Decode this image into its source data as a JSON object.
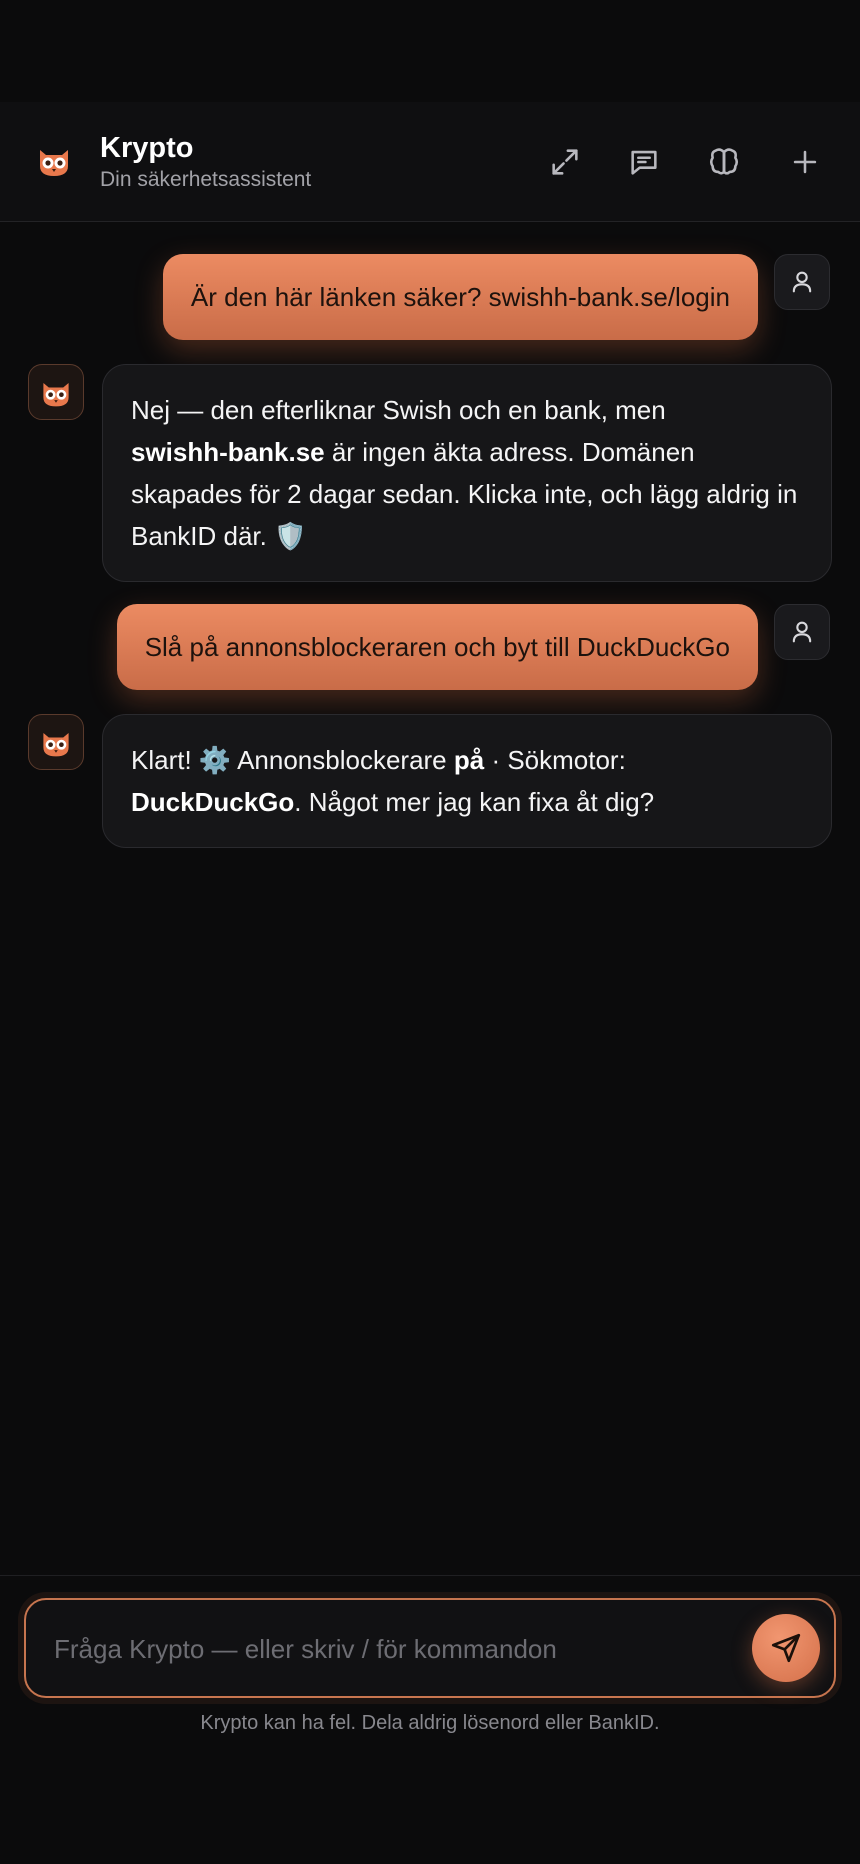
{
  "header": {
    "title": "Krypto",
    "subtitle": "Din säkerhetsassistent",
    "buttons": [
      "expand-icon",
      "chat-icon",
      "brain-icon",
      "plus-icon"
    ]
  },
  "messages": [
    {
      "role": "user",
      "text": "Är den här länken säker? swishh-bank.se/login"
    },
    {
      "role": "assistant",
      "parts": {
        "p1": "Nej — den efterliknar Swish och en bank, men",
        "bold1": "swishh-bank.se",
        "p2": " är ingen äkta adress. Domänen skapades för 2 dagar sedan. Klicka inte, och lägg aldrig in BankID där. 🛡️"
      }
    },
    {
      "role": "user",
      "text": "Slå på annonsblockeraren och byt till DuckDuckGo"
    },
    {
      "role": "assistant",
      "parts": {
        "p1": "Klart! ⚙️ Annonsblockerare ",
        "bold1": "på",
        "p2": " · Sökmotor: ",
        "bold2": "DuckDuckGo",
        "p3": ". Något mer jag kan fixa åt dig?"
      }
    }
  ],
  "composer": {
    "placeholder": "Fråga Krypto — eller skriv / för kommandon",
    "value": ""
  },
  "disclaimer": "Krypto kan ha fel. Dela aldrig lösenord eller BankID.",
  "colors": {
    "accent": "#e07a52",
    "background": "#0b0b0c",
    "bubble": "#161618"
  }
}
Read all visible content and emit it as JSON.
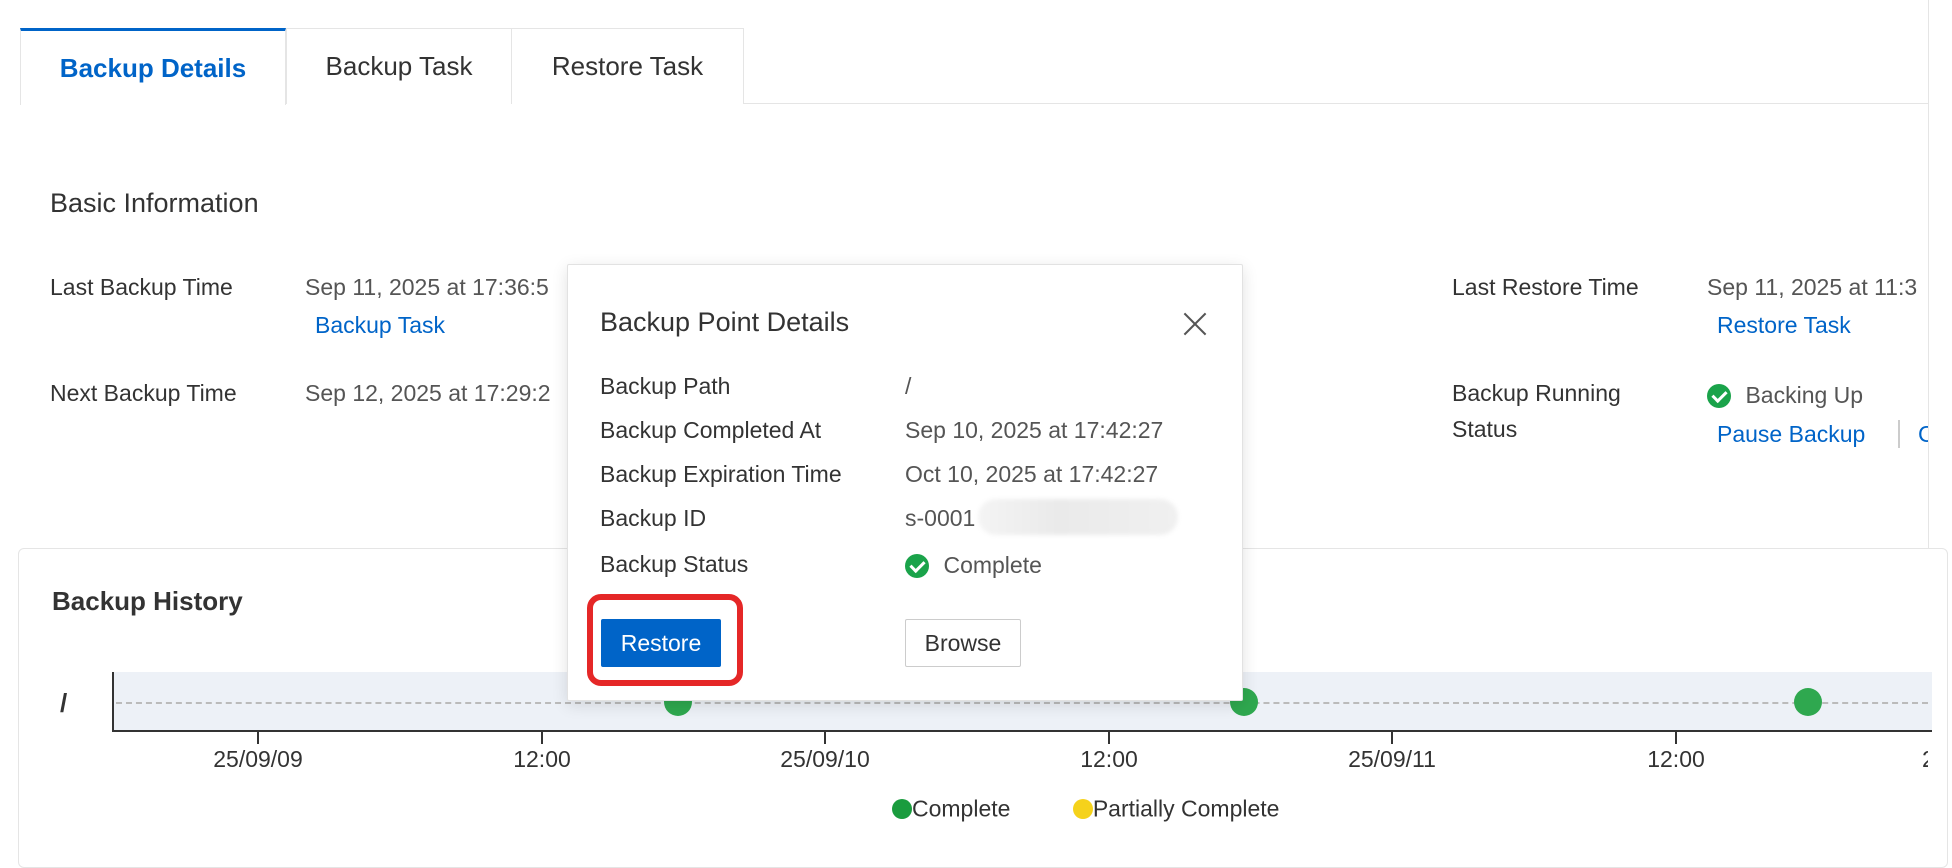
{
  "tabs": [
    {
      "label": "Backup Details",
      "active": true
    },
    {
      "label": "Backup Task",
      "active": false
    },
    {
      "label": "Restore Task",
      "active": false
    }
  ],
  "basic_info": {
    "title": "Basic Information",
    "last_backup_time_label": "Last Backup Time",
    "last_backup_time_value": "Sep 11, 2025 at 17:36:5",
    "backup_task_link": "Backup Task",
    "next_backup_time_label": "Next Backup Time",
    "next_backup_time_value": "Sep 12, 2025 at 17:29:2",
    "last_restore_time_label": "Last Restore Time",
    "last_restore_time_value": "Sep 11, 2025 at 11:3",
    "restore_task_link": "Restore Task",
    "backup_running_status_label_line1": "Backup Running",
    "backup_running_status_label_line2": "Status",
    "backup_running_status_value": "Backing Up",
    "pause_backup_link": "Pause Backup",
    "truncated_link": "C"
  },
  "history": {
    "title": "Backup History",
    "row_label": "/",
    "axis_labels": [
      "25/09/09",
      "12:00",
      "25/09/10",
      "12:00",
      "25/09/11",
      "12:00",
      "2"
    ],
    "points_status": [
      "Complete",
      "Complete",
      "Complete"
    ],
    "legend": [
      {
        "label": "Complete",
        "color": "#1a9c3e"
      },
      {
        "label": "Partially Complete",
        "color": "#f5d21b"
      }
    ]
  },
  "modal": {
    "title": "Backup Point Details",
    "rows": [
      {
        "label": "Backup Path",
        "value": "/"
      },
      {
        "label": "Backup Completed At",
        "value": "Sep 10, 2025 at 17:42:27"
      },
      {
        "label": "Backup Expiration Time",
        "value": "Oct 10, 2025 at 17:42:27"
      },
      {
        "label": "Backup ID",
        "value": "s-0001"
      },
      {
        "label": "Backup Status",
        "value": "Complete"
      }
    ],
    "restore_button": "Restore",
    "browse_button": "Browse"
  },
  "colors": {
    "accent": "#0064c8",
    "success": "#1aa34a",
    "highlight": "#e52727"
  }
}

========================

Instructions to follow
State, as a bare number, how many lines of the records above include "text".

Answer to this task
2